Excerpts from a dataset:
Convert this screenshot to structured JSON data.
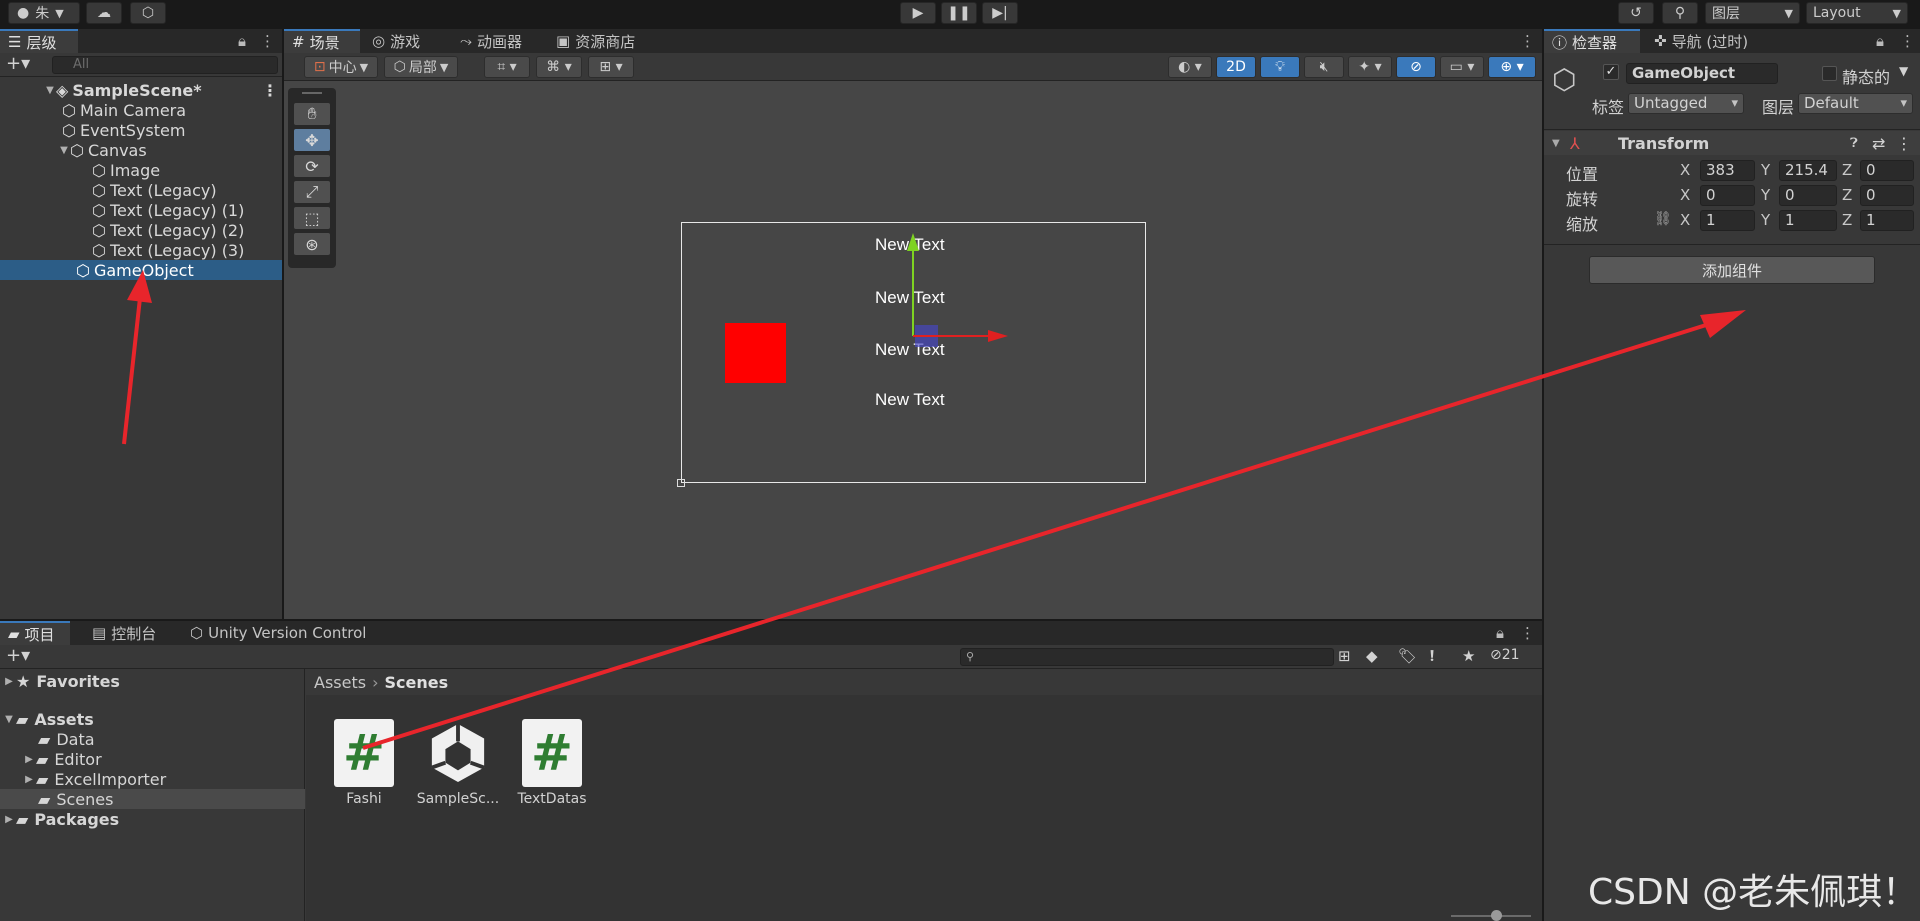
{
  "topbar": {
    "account_label": "朱",
    "layers_label": "图层",
    "layout_label": "Layout"
  },
  "hierarchy": {
    "tab_label": "层级",
    "search_placeholder": "All",
    "items": [
      {
        "label": "SampleScene*"
      },
      {
        "label": "Main Camera"
      },
      {
        "label": "EventSystem"
      },
      {
        "label": "Canvas"
      },
      {
        "label": "Image"
      },
      {
        "label": "Text (Legacy)"
      },
      {
        "label": "Text (Legacy) (1)"
      },
      {
        "label": "Text (Legacy) (2)"
      },
      {
        "label": "Text (Legacy) (3)"
      },
      {
        "label": "GameObject"
      }
    ]
  },
  "scene": {
    "tabs": [
      {
        "label": "场景"
      },
      {
        "label": "游戏"
      },
      {
        "label": "动画器"
      },
      {
        "label": "资源商店"
      }
    ],
    "pivot_label": "中心",
    "space_label": "局部",
    "mode_2d_label": "2D",
    "texts": [
      "New Text",
      "New Text",
      "New Text",
      "New Text"
    ]
  },
  "inspector": {
    "tabs": [
      {
        "label": "检查器"
      },
      {
        "label": "导航 (过时)"
      }
    ],
    "object_name": "GameObject",
    "static_label": "静态的",
    "tag_label": "标签",
    "tag_value": "Untagged",
    "layer_label": "图层",
    "layer_value": "Default",
    "transform_title": "Transform",
    "rows": [
      {
        "label": "位置",
        "x": "383",
        "y": "215.4",
        "z": "0"
      },
      {
        "label": "旋转",
        "x": "0",
        "y": "0",
        "z": "0"
      },
      {
        "label": "缩放",
        "x": "1",
        "y": "1",
        "z": "1"
      }
    ],
    "axis_x": "X",
    "axis_y": "Y",
    "axis_z": "Z",
    "add_component_label": "添加组件",
    "watermark": "CSDN @老朱佩琪！"
  },
  "project": {
    "tabs": [
      {
        "label": "项目"
      },
      {
        "label": "控制台"
      },
      {
        "label": "Unity Version Control"
      }
    ],
    "hidden_count": "21",
    "tree": [
      {
        "label": "Favorites"
      },
      {
        "label": "Assets"
      },
      {
        "label": "Data"
      },
      {
        "label": "Editor"
      },
      {
        "label": "ExcelImporter"
      },
      {
        "label": "Scenes"
      },
      {
        "label": "Packages"
      }
    ],
    "breadcrumb": [
      "Assets",
      "Scenes"
    ],
    "assets": [
      {
        "label": "Fashi",
        "icon": "csharp-script-icon"
      },
      {
        "label": "SampleSc...",
        "icon": "unity-scene-icon"
      },
      {
        "label": "TextDatas",
        "icon": "csharp-script-icon"
      }
    ]
  },
  "colors": {
    "accent": "#3a79bb",
    "selection": "#2c5d87",
    "annotation_arrow": "#e8252b",
    "gizmo_y": "#7ed321",
    "gizmo_x": "#e02020"
  }
}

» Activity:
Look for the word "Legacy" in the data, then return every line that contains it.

» Response:
        "label": "Text (Legacy)"
        "label": "Text (Legacy) (1)"
        "label": "Text (Legacy) (2)"
        "label": "Text (Legacy) (3)"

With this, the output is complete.